We use forms to collect information from users and to allow users to configure options. There are two types of inputs used in forms: text inputs and data inputs.

Text Inputs

Text inputs are used whenever users are required to manually enter text inside an input field. Text inputs must display top-aligned labels in all instances, and a character count in instances where a maximum number of characters is allowed.

Optionally, text inputs may display a toggletip next to the input label that contains supplementary information, placeholder text inside the input field to guide users in filling it out, and/or help text below the input field for further guidance or details.

For text inputs requiring multiple lines of text, use an expanding text area instead of a singular field.

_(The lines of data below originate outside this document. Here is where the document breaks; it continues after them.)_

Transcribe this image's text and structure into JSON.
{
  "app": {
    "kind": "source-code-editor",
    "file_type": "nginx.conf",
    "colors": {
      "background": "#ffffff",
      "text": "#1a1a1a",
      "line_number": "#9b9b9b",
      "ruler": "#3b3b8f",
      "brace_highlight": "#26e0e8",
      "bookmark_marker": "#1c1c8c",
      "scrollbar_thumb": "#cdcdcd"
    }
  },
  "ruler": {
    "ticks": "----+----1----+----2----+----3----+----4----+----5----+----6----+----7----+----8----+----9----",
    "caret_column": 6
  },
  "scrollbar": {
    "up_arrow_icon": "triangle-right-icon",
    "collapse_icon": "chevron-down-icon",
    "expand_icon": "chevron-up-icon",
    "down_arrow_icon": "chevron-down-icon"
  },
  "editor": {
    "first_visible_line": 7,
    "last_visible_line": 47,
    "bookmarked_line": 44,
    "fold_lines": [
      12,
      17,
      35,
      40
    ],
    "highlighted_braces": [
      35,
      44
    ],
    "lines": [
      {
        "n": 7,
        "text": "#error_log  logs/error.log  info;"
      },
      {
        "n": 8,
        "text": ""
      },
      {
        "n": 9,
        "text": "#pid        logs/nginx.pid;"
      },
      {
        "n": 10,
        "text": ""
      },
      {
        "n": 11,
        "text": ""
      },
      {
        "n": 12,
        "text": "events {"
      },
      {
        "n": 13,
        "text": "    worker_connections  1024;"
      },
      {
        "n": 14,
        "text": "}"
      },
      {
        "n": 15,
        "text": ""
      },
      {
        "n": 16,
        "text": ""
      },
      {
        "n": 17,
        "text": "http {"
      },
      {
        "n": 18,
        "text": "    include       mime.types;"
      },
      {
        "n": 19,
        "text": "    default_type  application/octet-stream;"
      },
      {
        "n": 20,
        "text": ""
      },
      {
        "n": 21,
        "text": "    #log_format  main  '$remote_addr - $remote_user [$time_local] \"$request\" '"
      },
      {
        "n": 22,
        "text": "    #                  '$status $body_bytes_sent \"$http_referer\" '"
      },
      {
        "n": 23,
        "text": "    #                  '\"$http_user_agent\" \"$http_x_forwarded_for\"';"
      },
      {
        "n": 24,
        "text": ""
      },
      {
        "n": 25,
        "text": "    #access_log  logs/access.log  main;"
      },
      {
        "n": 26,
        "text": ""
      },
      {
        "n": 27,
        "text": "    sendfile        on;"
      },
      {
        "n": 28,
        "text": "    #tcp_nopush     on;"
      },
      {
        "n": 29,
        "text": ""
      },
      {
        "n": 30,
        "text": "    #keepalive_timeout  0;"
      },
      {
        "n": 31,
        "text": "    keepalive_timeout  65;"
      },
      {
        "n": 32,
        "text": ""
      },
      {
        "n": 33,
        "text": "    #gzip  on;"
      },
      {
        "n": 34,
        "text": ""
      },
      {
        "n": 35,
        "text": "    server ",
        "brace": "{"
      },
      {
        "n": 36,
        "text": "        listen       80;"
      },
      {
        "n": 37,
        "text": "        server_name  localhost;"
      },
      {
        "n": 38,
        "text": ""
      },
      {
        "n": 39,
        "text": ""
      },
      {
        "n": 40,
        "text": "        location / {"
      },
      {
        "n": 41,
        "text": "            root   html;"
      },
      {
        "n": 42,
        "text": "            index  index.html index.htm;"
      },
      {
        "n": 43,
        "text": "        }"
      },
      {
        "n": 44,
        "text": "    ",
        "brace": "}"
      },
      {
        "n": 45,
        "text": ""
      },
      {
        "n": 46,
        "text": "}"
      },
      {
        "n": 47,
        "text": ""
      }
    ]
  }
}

Examples of text inputs’ and text areas’ anatomy and structure in non-active and active states.

Data Inputs

Data inputs refer to form elements that allow users to select inputs from a pre-determined set of options or a limited range of values. Below are examples of available form elements and a guide for appropriate usage of each element.

Form Element Usage
Checkbox Open CodePen in a new window
To select one or more options from a list
Radio Button Open CodePen in a new window
To select one option from a list
To select multiple items from a longer list. Use a multiselect instead of checkboxes for lists containing more than five items
Toggle Open CodePen in a new window To select one of two binary options (such as on/off, yes/no, etc.)
Datepicker To select a single date or a range of dates from a calendar
Timepicker To select or input a specific time or a range of time
Uploader To upload and attach one or more files to a form
Tag Input To create a tag or search through a pre-populated list of tags to add a tag

Form Submit Accessibility

Ensure that there is an action below the form to take the user's focus to the submit button if the button doesn't semantically follow the last input in the form. This is handled using a hidden button that becomes visible on focus when the user tabs past the last form input. Label the button "Go to" + button name + "button". Check out our CodePen for a working example.

Example of form with the submit button in the header.

Do’s and Don’ts for Forms


  • Keep form input labels concise and in title case.
  • Use help text to give additional, specific details or guidance.
  • Use toggletips sparingly and only for supplementary information.
  • Reflect the width of the form field to the expected length of the content inside it wherever possible.
  • Use expanding text areas instead of single field text inputs whenever multiple lines of text is expected.
  • Group inputs for related tasks under section titles for longer forms.
  • Mark required fields with an asterisk. View guidelines for Required Fields for more details.


  • Omit labels for any inputs.
  • Use placeholder or help text in place of input labels.
  • Provide placeholder or help text unless necessary.
  • Keep essential information hidden inside toggletips.
  • Use radio buttons and checkboxes for lists longer than five items. Instead, use a dropdown or multiselect.
Back to Top